EXERCISE:
Say the data back exactly as it is written below.

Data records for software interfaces
=== Section Start ===
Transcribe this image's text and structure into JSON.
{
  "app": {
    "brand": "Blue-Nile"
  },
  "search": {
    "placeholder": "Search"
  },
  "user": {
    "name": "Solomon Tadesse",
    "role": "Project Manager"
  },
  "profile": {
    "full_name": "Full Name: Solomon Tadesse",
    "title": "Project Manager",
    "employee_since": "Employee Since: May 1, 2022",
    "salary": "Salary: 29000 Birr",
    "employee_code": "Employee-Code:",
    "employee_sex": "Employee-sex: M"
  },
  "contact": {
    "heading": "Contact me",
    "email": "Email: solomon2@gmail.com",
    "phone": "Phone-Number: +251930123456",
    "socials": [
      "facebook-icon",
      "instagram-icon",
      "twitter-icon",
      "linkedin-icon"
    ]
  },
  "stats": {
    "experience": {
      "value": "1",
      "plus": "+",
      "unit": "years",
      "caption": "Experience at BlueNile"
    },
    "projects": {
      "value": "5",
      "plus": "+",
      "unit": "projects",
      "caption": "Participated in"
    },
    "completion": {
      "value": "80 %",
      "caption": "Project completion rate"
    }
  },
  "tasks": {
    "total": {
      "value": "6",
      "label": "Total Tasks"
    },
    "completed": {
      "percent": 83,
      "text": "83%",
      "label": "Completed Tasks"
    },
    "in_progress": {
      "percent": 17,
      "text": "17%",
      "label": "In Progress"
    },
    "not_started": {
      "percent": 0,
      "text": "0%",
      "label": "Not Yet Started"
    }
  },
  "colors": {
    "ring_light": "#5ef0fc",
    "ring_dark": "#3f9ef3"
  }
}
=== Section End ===
EXERCISE RESPONSE:
Transcribe this image's text and structure into JSON.
{
  "app": {
    "brand": "Blue-Nile"
  },
  "search": {
    "placeholder": "Search"
  },
  "user": {
    "name": "Solomon Tadesse",
    "role": "Project Manager"
  },
  "profile": {
    "full_name": "Full Name: Solomon Tadesse",
    "title": "Project Manager",
    "employee_since": "Employee Since: May 1, 2022",
    "salary": "Salary: 29000 Birr",
    "employee_code": "Employee-Code:",
    "employee_sex": "Employee-sex: M"
  },
  "contact": {
    "heading": "Contact me",
    "email": "Email: solomon2@gmail.com",
    "phone": "Phone-Number: +251930123456",
    "socials": [
      "facebook-icon",
      "instagram-icon",
      "twitter-icon",
      "linkedin-icon"
    ]
  },
  "stats": {
    "experience": {
      "value": "1",
      "plus": "+",
      "unit": "years",
      "caption": "Experience at BlueNile"
    },
    "projects": {
      "value": "5",
      "plus": "+",
      "unit": "projects",
      "caption": "Participated in"
    },
    "completion": {
      "value": "80 %",
      "caption": "Project completion rate"
    }
  },
  "tasks": {
    "total": {
      "value": "6",
      "label": "Total Tasks"
    },
    "completed": {
      "percent": 83,
      "text": "83%",
      "label": "Completed Tasks"
    },
    "in_progress": {
      "percent": 17,
      "text": "17%",
      "label": "In Progress"
    },
    "not_started": {
      "percent": 0,
      "text": "0%",
      "label": "Not Yet Started"
    }
  },
  "colors": {
    "ring_light": "#5ef0fc",
    "ring_dark": "#3f9ef3"
  }
}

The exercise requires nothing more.